  • Rides, Japan, Audi, Chrysler, Lexus
  • Rides, Japan, Audi, Chrysler, Lexus
  • Rides, Japan, Audi, Chrysler, Lexus
  • Rides, Japan, Audi, Chrysler, Lexus
  • Rides, Japan, Audi, Chrysler, Lexus

Story: Michael Crenshaw

Photography: Andrew Link

In the hills of Japan, in the small village of Nara, 40 miles southeast of Osaka, an auto body shop sits among the rice fields and small family homes nestled within the mountainous terrain. Body Shop Kikuta is a wonder of automotive craftsmanship, with makes and models of varying car companies filling its massive imprint of body shop, paint booth and storage facilities. Osamu Kikuta—owner, main designer, head painter and the shop’s namesake—looks younger than his age, but his knowledge and attention to detail is vast.

He has been modifying cars for 22 years—beginning in his father’s body shop as a third grader—showcasing his design and pairing styles of differing vehicles. Kikuta’s projects are difficult for most to grasp, mainly because of his mission.

“[My specialties] are radical new ideas: It’s difficult to identify the car and how it was made,” Kikuta explains.

Cars such as the “Pana Z” on page 86, which owes its distinctive style to three different vehicles: a Nissan 350Z donor car, a Porsche Panamera front clip and a Porsche 911 rear. It’s this type of ingenuity and vision that distinguishes Kikuta from most car customizers, because he becomes his own car manufacturer in some respects. Kikuta will even go so far as to guarantee his customers he will never build two of the same vehicle; the owner will always have the only one in the world.

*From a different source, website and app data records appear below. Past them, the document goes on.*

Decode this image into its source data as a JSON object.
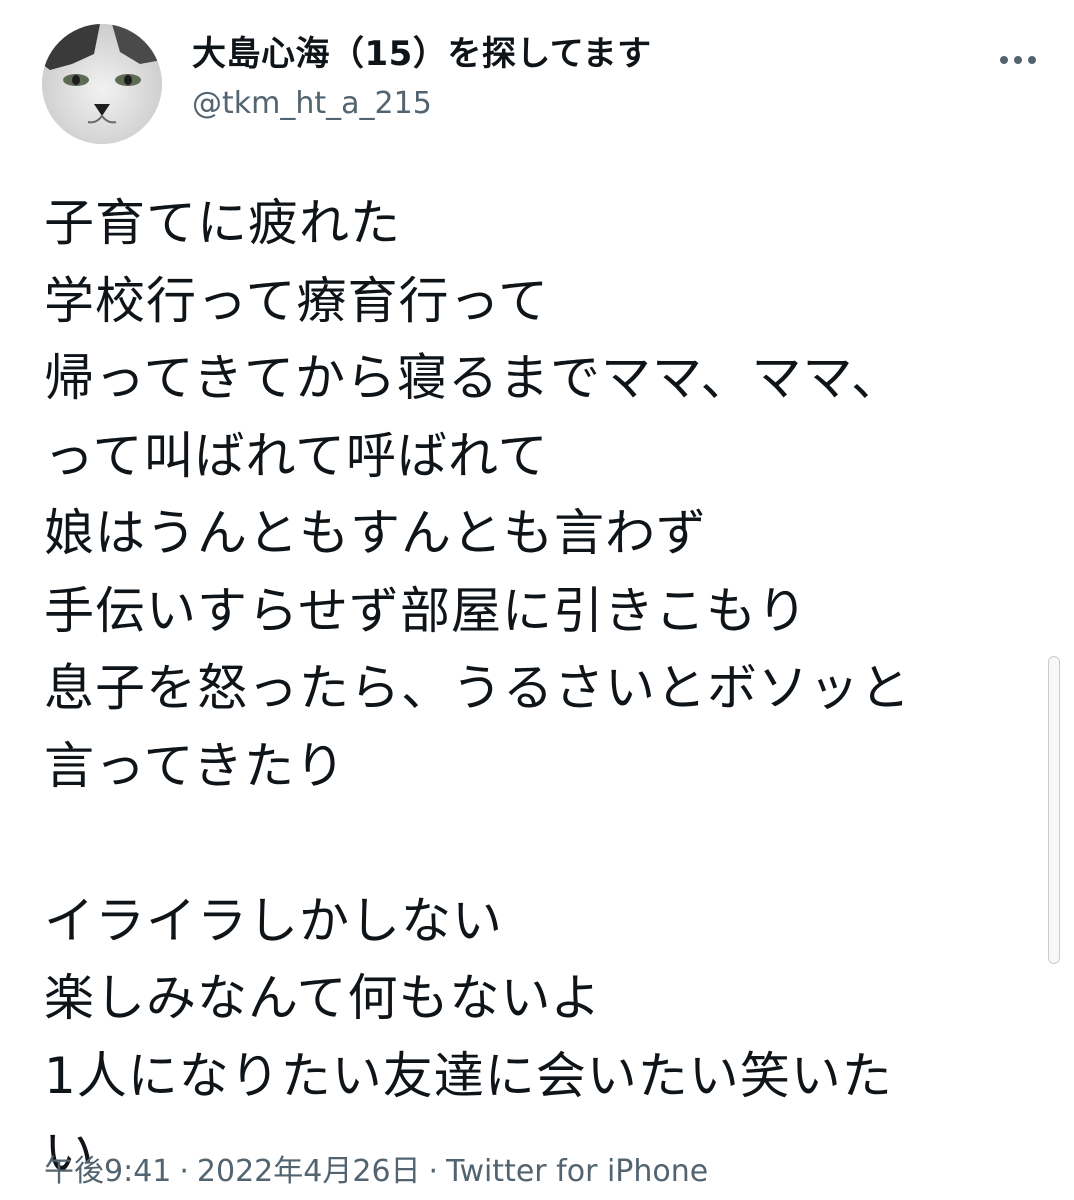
{
  "user": {
    "display_name": "大島心海（15）を探してます",
    "handle": "@tkm_ht_a_215",
    "avatar_icon": "cat-avatar-icon"
  },
  "tweet": {
    "lines": [
      "子育てに疲れた",
      "学校行って療育行って",
      "帰ってきてから寝るまでママ、ママ、",
      "って叫ばれて呼ばれて",
      "娘はうんともすんとも言わず",
      "手伝いすらせず部屋に引きこもり",
      "息子を怒ったら、うるさいとボソッと",
      "言ってきたり",
      "",
      "イライラしかしない",
      "楽しみなんて何もないよ",
      "1人になりたい友達に会いたい笑いた",
      "い"
    ]
  },
  "meta": {
    "time": "午後9:41",
    "separator": "·",
    "date": "2022年4月26日",
    "source": "Twitter for iPhone"
  },
  "colors": {
    "text": "#0f1419",
    "secondary": "#536471",
    "background": "#ffffff"
  },
  "icons": {
    "more": "more-dots-icon"
  }
}
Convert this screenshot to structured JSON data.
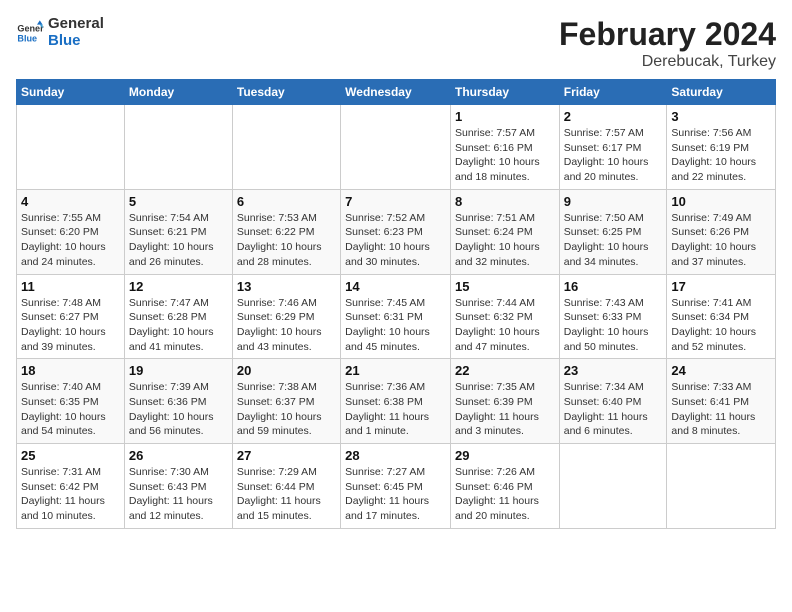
{
  "logo": {
    "line1": "General",
    "line2": "Blue"
  },
  "title": "February 2024",
  "subtitle": "Derebucak, Turkey",
  "weekdays": [
    "Sunday",
    "Monday",
    "Tuesday",
    "Wednesday",
    "Thursday",
    "Friday",
    "Saturday"
  ],
  "weeks": [
    [
      {
        "day": "",
        "detail": ""
      },
      {
        "day": "",
        "detail": ""
      },
      {
        "day": "",
        "detail": ""
      },
      {
        "day": "",
        "detail": ""
      },
      {
        "day": "1",
        "detail": "Sunrise: 7:57 AM\nSunset: 6:16 PM\nDaylight: 10 hours\nand 18 minutes."
      },
      {
        "day": "2",
        "detail": "Sunrise: 7:57 AM\nSunset: 6:17 PM\nDaylight: 10 hours\nand 20 minutes."
      },
      {
        "day": "3",
        "detail": "Sunrise: 7:56 AM\nSunset: 6:19 PM\nDaylight: 10 hours\nand 22 minutes."
      }
    ],
    [
      {
        "day": "4",
        "detail": "Sunrise: 7:55 AM\nSunset: 6:20 PM\nDaylight: 10 hours\nand 24 minutes."
      },
      {
        "day": "5",
        "detail": "Sunrise: 7:54 AM\nSunset: 6:21 PM\nDaylight: 10 hours\nand 26 minutes."
      },
      {
        "day": "6",
        "detail": "Sunrise: 7:53 AM\nSunset: 6:22 PM\nDaylight: 10 hours\nand 28 minutes."
      },
      {
        "day": "7",
        "detail": "Sunrise: 7:52 AM\nSunset: 6:23 PM\nDaylight: 10 hours\nand 30 minutes."
      },
      {
        "day": "8",
        "detail": "Sunrise: 7:51 AM\nSunset: 6:24 PM\nDaylight: 10 hours\nand 32 minutes."
      },
      {
        "day": "9",
        "detail": "Sunrise: 7:50 AM\nSunset: 6:25 PM\nDaylight: 10 hours\nand 34 minutes."
      },
      {
        "day": "10",
        "detail": "Sunrise: 7:49 AM\nSunset: 6:26 PM\nDaylight: 10 hours\nand 37 minutes."
      }
    ],
    [
      {
        "day": "11",
        "detail": "Sunrise: 7:48 AM\nSunset: 6:27 PM\nDaylight: 10 hours\nand 39 minutes."
      },
      {
        "day": "12",
        "detail": "Sunrise: 7:47 AM\nSunset: 6:28 PM\nDaylight: 10 hours\nand 41 minutes."
      },
      {
        "day": "13",
        "detail": "Sunrise: 7:46 AM\nSunset: 6:29 PM\nDaylight: 10 hours\nand 43 minutes."
      },
      {
        "day": "14",
        "detail": "Sunrise: 7:45 AM\nSunset: 6:31 PM\nDaylight: 10 hours\nand 45 minutes."
      },
      {
        "day": "15",
        "detail": "Sunrise: 7:44 AM\nSunset: 6:32 PM\nDaylight: 10 hours\nand 47 minutes."
      },
      {
        "day": "16",
        "detail": "Sunrise: 7:43 AM\nSunset: 6:33 PM\nDaylight: 10 hours\nand 50 minutes."
      },
      {
        "day": "17",
        "detail": "Sunrise: 7:41 AM\nSunset: 6:34 PM\nDaylight: 10 hours\nand 52 minutes."
      }
    ],
    [
      {
        "day": "18",
        "detail": "Sunrise: 7:40 AM\nSunset: 6:35 PM\nDaylight: 10 hours\nand 54 minutes."
      },
      {
        "day": "19",
        "detail": "Sunrise: 7:39 AM\nSunset: 6:36 PM\nDaylight: 10 hours\nand 56 minutes."
      },
      {
        "day": "20",
        "detail": "Sunrise: 7:38 AM\nSunset: 6:37 PM\nDaylight: 10 hours\nand 59 minutes."
      },
      {
        "day": "21",
        "detail": "Sunrise: 7:36 AM\nSunset: 6:38 PM\nDaylight: 11 hours\nand 1 minute."
      },
      {
        "day": "22",
        "detail": "Sunrise: 7:35 AM\nSunset: 6:39 PM\nDaylight: 11 hours\nand 3 minutes."
      },
      {
        "day": "23",
        "detail": "Sunrise: 7:34 AM\nSunset: 6:40 PM\nDaylight: 11 hours\nand 6 minutes."
      },
      {
        "day": "24",
        "detail": "Sunrise: 7:33 AM\nSunset: 6:41 PM\nDaylight: 11 hours\nand 8 minutes."
      }
    ],
    [
      {
        "day": "25",
        "detail": "Sunrise: 7:31 AM\nSunset: 6:42 PM\nDaylight: 11 hours\nand 10 minutes."
      },
      {
        "day": "26",
        "detail": "Sunrise: 7:30 AM\nSunset: 6:43 PM\nDaylight: 11 hours\nand 12 minutes."
      },
      {
        "day": "27",
        "detail": "Sunrise: 7:29 AM\nSunset: 6:44 PM\nDaylight: 11 hours\nand 15 minutes."
      },
      {
        "day": "28",
        "detail": "Sunrise: 7:27 AM\nSunset: 6:45 PM\nDaylight: 11 hours\nand 17 minutes."
      },
      {
        "day": "29",
        "detail": "Sunrise: 7:26 AM\nSunset: 6:46 PM\nDaylight: 11 hours\nand 20 minutes."
      },
      {
        "day": "",
        "detail": ""
      },
      {
        "day": "",
        "detail": ""
      }
    ]
  ]
}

While Body Shop Kikuta influences many with its unique style, the inspiration comes from what Kikuta has seen across the ocean. He explains that “many, many things [have come from USA style],” with paint being a major modification. One of his techniques, a process called “dragon skin” was pioneered by lowrider legend Steve Deman, who is a close friend of Kikuta’s. Lowriders and Japanese street racers from the ’70s have been a model for Kikuta’s creations, as the cars on these pages show. From his Cadillac Brougham limo on 30s and Fast and the Furious: Tokyo Drift RX-7 replica to the outrageous cross-platform Pana Z, Body Shop Kikuta continues to push the boundaries of Japanese automobile customization with outrageous builds and car-show stunners that will not soon be forgotten.

[For behind the scenes action from this shoot be sure to checkout the video here!]